In broad terms, a sports medicine specialist is someone with specialized education and training that focuses on the medical and therapeutic aspects of sports participation and physical activity.  There are many different levels of this training, and not all are physicians.  There are bachelors, masters, and certificate programs in sports medicine.  Sports medicine physicians have specialized training in the field in medicine that deals with sport or exercise-related injuries. Their primary focus is on the diagnosis, treatment and prevention of injuries and conditions that occur during sports and other physical activity.  A sports medicine physician receives special training during a fellowship program in sports medicine after finishing a residency program in another specialty, such as primary care or orthopaedic surgery.  Orthopaedic sports medicine specialists deal with both non-operative athletic injuries and surgical injuries and conditions as well.

Orthopaedic fellowship training in sports medicine is also a year-long arthroscopic surgery training program.  Arthroscopic surgery is a minimally invasive surgical technique that employs the use of a small camera and instruments placed into a joint though small incisions.  The techniques learned in arthroscopy can be applied to all patients, not just athletes.  Perhaps the most common procedures that I perform arthroscopically are knee scopes for meniscus tears and shoulder scopes for rotator cuff injuries, the majority of which are unrelated to sporting activity.  For example, tennis players, electricians, and people who have fallen are all typical patients I see with rotator cuff tears.
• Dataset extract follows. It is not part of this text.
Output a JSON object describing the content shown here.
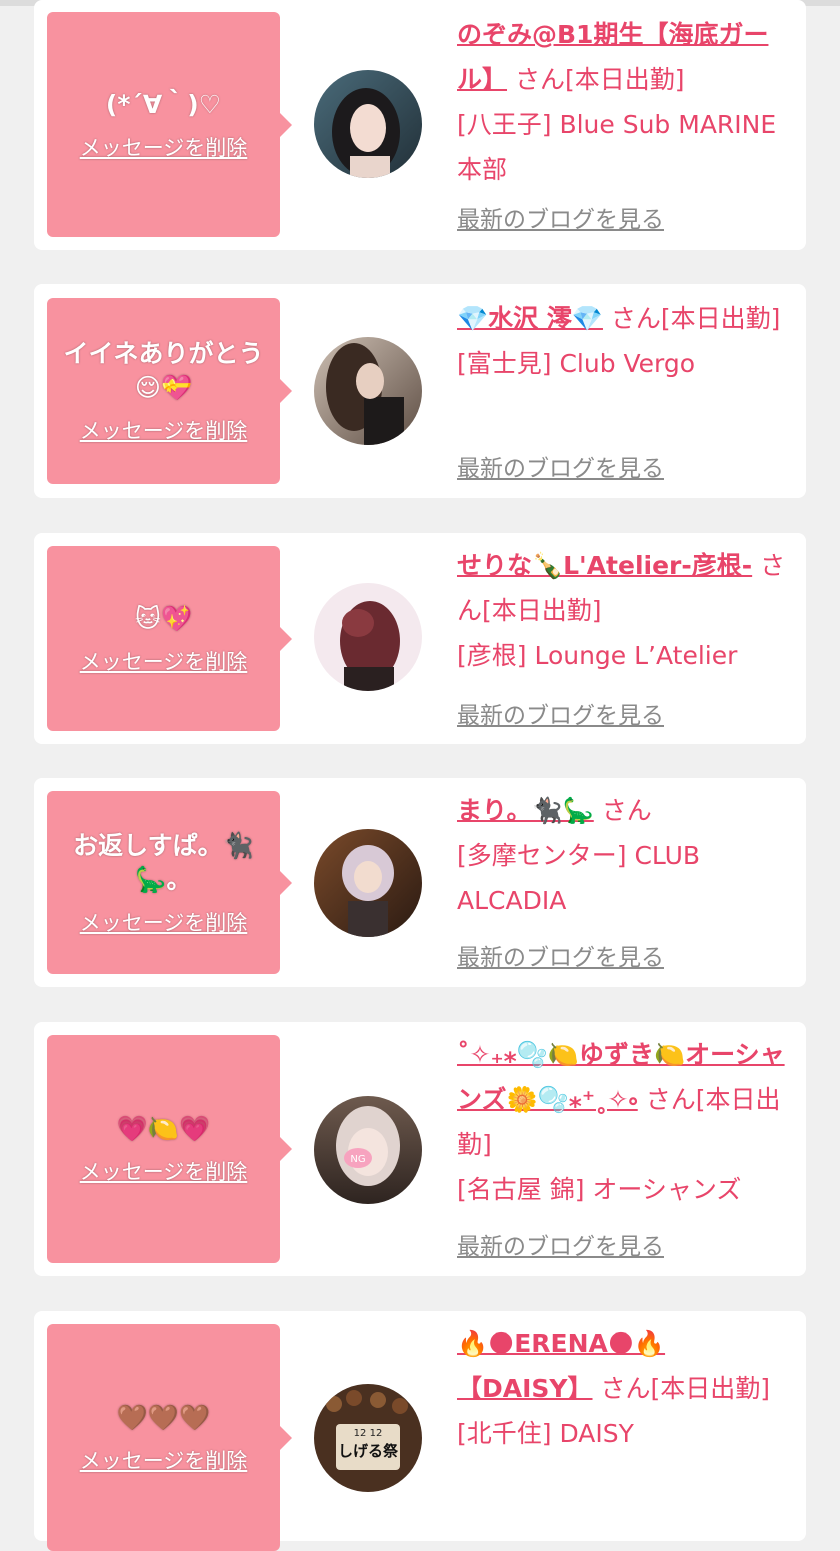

Sports medicine is more than just treating athletes and athletic injuries; it is a mindset and a treatment philosophy.  Most athletes want to recover from their injuries quickly, and they will accept nothing less than returning to their previous level of function.  I adopt this approach with all of my patients, with the goal being a quick recovery to the highest level of function possible.  Whether I am treating an elite soccer player with an ACL tear, or a grandmother with hip bursitis, my goal is to get you back to the activities that you love to do as quickly as possible.